Just 0.82 inches of precipitation fell at the water plant for the month. That was less than half of the August average of 1.78 inches. The water plant has kept records since 1951.

The record low for precipitation in August was 0.58 inches in 1996. Other years that were drier than this year for the month were 1978, 1985, 1988 and 2004…

For the year-to-date, Aspen Water Plant has received 20.52 inches of precipitation. The average through August is 15.07 inches. A second weather station at the Aspen-Pitkin County Airport, which is at a lower elevation than the water plant, recorded 11.95 inches of precipitation through August compared to a year-to-date average of 11.46 inches.

Meanwhile, long-range forecasts are starting to roll in for the winter. The National Oceanic and Atmospheric Administration’s forecast for December through February indicated a strong probability of higher than average temperatures for that three-month period in all of Colorado. NOAA forecasted an “equal chance” of Colorado’s precipitation being above average, below average and average for the three-month period.

Fremont County flood mitigation work completed

Arkansas River Basin — Graphic via the Colorado Geological Survey

From The Canon City Daily Record (Carie Canterbury):

The significant damage caused by the July 24, 2018 flooding in western Fremont County has been cleaned up and mitigation work has been done in case such an event ever happens again.

The force of the water from Butter Creek and Dinkle Ditch/Cottonwood Creek met during the heavy rainstorm, blowing out a stream channel and forcing its way through structures. Debris, trees and rocks washed through the Gillespie family’s hayfield, cutting a gulley and leaving behind a huge mess.

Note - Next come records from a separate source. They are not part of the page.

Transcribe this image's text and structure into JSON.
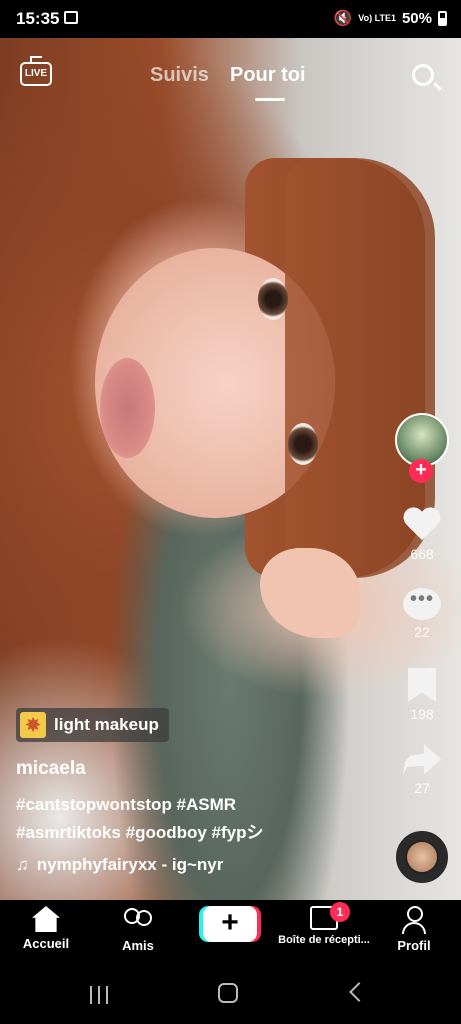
{
  "status_bar": {
    "time": "15:35",
    "network": "Vo) LTE1",
    "battery": "50%"
  },
  "top_nav": {
    "live_label": "LIVE",
    "tabs": [
      {
        "label": "Suivis",
        "active": false
      },
      {
        "label": "Pour toi",
        "active": true
      }
    ]
  },
  "actions": {
    "likes": "668",
    "comments": "22",
    "comments_glyph": "•••",
    "saves": "198",
    "shares": "27",
    "follow_glyph": "+"
  },
  "video_info": {
    "effect_label": "light makeup",
    "username": "micaela",
    "caption_line1": "#cantstopwontstop #ASMR",
    "caption_line2": "#asmrtiktoks #goodboy #fypシ",
    "music_glyph": "♫",
    "sound": "nymphyfairyxx - ig~nyr"
  },
  "bottom_nav": {
    "home": "Accueil",
    "friends": "Amis",
    "create_glyph": "+",
    "inbox": "Boîte de récepti...",
    "inbox_badge": "1",
    "profile": "Profil"
  },
  "colors": {
    "accent": "#fe2c55",
    "cyan": "#25f4ee"
  }
}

Crews this year cleaned the gulley and reshaped, lined and stabilized the channel.

“The water that overflows out of Little Cottonwood – if we do get a significant flow – it should come out, go right down this channel and safely make its way down to Big Cottonwood Creek,” said Greg Langer, the district conservationist with Natural Resources Conservation Service…

About $1.5 million was spent on restoration and mitigation between the two properties, Commissioner Dwayne McFall said.

Natural Resources Conservation Service funded the design of the stream bank stabilization project, which was designed for a 10-year flood event.

The Natural Resources Conservation Service Emergency Watershed Protection recovery project in the Big Cottonwood area in Coaldale officially started in early Spring and was completed in July. It required a number of agencies, property owners and experts working together to get the job done.

The project was sponsored by Fremont County with matching funds in the amount of $453,850 from the Colorado Department of Homeland Security and Emergency Management as a grant match.

The Arkansas River Watershed Collaborative and the Upper Arkansas River Conservancy District also garnered a grant for more than $250,000 from the Colorado Water Conservation Board for the cleanup effort. Additionally, Chelesy Nutter, the executive director of the Arkansas River Watershed Collaboration, partnered with the Colorado Workforce Center who provided labor to remove 120 cubic yards of debris and cut fallen trees.

Luke Javernick of River Science did all of the hydrology work and brought Canon City High School students to do water quality testing. They will continue monitoring for three years, Nutter said. The Forest Service, Bureau of Land Management and Trout Unlimited also will be working to explore longterm recovery. Fremont County provided in-kind services with staff time…

Fremont County Manager Sunny Bryant said the last time there was a flood, not only were the properties damaged, but U.S. 50 was threatened and County Road 39 nearly was washed out.